News Archive 2009-2018

Washington Post: Rudalevige on Trump and the Expanding Power of the Presidency Archives

Andrew Rudalevige

Andrew Rudalevige

Donald Trump’s rhetoric regarding issues such as building — and getting Mexico to pay for — a border wall, or imposing a ban on Muslims entering the US stands out “because his promises are rarely accompanied by details on how he might implement his initiatives,” writes Marc Fisher in The Washington Post, noting that scholars of the presidency say presidents Barack Obama, George W. Bush and those before them have added so many powers that “a President Trump could fulfill many of his promises legally — and virtually unchecked by a Congress that has proven incapable of mustering much pushback for decades.”

“The presidential toolbox of unilateralism is quite deep,” says Andrew Rudalevige, Bowdoin’s Thomas Brackett Reed Professor of Government, who shares his insight in the piece.

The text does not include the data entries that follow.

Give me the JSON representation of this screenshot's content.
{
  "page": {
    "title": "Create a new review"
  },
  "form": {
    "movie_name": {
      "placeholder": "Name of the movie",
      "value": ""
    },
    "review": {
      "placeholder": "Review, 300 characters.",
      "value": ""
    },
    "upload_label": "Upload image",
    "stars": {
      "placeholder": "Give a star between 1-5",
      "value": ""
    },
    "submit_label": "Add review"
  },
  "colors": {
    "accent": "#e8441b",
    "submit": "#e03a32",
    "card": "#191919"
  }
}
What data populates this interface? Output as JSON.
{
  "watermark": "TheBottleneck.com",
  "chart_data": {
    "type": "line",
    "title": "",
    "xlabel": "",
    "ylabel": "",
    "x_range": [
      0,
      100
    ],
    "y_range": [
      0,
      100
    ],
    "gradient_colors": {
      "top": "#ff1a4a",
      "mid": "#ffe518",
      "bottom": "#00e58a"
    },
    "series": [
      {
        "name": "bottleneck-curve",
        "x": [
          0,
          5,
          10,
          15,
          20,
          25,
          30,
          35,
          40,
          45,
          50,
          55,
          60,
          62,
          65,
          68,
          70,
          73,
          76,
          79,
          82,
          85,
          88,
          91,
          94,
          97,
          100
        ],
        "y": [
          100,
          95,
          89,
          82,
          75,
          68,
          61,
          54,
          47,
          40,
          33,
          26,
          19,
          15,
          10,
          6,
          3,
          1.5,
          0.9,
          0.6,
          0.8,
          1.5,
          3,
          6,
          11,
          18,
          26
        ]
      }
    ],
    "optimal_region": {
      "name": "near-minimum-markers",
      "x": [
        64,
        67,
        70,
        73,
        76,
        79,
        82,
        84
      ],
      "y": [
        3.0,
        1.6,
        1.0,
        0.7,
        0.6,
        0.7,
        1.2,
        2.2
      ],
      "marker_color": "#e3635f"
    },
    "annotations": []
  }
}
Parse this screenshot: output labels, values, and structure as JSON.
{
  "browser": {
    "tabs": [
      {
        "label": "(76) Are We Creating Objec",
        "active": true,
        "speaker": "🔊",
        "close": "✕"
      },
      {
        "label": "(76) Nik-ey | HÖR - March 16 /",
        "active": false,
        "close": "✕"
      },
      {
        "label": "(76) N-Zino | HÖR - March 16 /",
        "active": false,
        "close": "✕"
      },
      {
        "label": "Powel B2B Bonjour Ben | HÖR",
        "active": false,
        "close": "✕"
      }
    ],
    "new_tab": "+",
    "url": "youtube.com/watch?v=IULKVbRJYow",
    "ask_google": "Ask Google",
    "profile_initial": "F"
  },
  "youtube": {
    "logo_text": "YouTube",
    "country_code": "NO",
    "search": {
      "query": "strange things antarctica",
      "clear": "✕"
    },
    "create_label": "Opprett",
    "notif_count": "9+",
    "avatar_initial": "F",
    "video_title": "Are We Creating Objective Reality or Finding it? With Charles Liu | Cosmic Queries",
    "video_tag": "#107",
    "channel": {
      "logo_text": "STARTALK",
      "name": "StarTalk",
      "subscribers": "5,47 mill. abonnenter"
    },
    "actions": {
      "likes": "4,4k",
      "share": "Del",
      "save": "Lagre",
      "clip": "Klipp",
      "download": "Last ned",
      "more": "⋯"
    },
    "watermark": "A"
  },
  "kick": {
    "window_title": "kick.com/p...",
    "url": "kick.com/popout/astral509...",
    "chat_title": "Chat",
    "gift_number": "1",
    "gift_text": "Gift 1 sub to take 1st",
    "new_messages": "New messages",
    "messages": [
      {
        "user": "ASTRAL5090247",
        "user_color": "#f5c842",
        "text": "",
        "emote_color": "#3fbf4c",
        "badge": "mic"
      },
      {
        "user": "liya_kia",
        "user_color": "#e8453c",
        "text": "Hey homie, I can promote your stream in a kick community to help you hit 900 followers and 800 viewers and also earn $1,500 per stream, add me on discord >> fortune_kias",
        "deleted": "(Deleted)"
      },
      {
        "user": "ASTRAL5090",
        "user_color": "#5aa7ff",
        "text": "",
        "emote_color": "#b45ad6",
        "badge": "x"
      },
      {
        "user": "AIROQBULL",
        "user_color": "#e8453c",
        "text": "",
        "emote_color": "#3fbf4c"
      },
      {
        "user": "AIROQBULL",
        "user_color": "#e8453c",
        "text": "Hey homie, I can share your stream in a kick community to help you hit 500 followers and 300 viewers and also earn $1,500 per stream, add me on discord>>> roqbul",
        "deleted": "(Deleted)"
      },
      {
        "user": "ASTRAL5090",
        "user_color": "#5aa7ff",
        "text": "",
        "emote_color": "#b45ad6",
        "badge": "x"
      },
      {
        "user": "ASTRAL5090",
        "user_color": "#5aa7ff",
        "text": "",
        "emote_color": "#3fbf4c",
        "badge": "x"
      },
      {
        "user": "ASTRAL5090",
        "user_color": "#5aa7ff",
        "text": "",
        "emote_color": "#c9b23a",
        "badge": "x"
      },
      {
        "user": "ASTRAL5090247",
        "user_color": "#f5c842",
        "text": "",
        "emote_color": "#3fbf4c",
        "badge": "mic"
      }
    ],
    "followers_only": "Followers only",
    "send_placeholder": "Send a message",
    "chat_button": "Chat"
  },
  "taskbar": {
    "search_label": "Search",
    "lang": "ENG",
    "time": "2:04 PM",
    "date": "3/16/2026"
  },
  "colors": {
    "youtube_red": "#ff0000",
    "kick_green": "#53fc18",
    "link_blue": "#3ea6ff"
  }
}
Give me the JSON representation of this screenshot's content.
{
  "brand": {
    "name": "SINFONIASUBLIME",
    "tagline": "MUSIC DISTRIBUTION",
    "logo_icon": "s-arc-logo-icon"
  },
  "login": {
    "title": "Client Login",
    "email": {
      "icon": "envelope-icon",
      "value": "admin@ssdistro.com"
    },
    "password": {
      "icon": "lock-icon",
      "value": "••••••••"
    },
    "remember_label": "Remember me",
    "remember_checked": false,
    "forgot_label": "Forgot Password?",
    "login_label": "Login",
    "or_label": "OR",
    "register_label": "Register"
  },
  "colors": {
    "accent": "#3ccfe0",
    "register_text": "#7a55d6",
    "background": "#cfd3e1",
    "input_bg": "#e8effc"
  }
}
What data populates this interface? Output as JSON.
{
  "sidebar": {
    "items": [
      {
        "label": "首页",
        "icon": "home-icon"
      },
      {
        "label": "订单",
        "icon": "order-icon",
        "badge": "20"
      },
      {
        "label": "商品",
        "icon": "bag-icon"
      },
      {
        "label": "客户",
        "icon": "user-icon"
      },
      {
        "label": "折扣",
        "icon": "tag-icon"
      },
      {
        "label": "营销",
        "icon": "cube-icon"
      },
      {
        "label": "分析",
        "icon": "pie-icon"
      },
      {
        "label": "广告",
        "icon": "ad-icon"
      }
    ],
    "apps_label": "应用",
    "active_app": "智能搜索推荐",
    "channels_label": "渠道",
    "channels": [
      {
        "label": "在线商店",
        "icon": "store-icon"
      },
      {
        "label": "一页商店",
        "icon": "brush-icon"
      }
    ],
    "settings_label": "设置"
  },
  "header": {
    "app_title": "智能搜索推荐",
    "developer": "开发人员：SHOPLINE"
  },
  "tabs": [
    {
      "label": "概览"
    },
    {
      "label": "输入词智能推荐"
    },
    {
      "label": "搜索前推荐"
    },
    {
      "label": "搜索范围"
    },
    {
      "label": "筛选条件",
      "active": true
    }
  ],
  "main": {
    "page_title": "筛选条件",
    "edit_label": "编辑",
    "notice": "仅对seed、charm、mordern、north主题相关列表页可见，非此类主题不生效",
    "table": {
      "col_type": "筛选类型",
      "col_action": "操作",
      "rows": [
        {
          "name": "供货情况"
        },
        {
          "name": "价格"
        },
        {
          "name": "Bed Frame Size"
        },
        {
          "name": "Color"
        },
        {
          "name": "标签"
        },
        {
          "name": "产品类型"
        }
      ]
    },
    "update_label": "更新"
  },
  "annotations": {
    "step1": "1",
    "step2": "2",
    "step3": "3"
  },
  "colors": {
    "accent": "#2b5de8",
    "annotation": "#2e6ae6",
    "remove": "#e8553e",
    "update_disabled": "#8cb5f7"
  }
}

“But you can’t have an imperial presidency without an invisible Congress that is willing to take a back seat because it doesn’t want to be blamed for a war or some other unpopular policy.”

Read about the scenario Rudalevige says could lead to a “constitutional crisis” in the Washington Post article, “Donald Trump and the expanding power of the presidency.”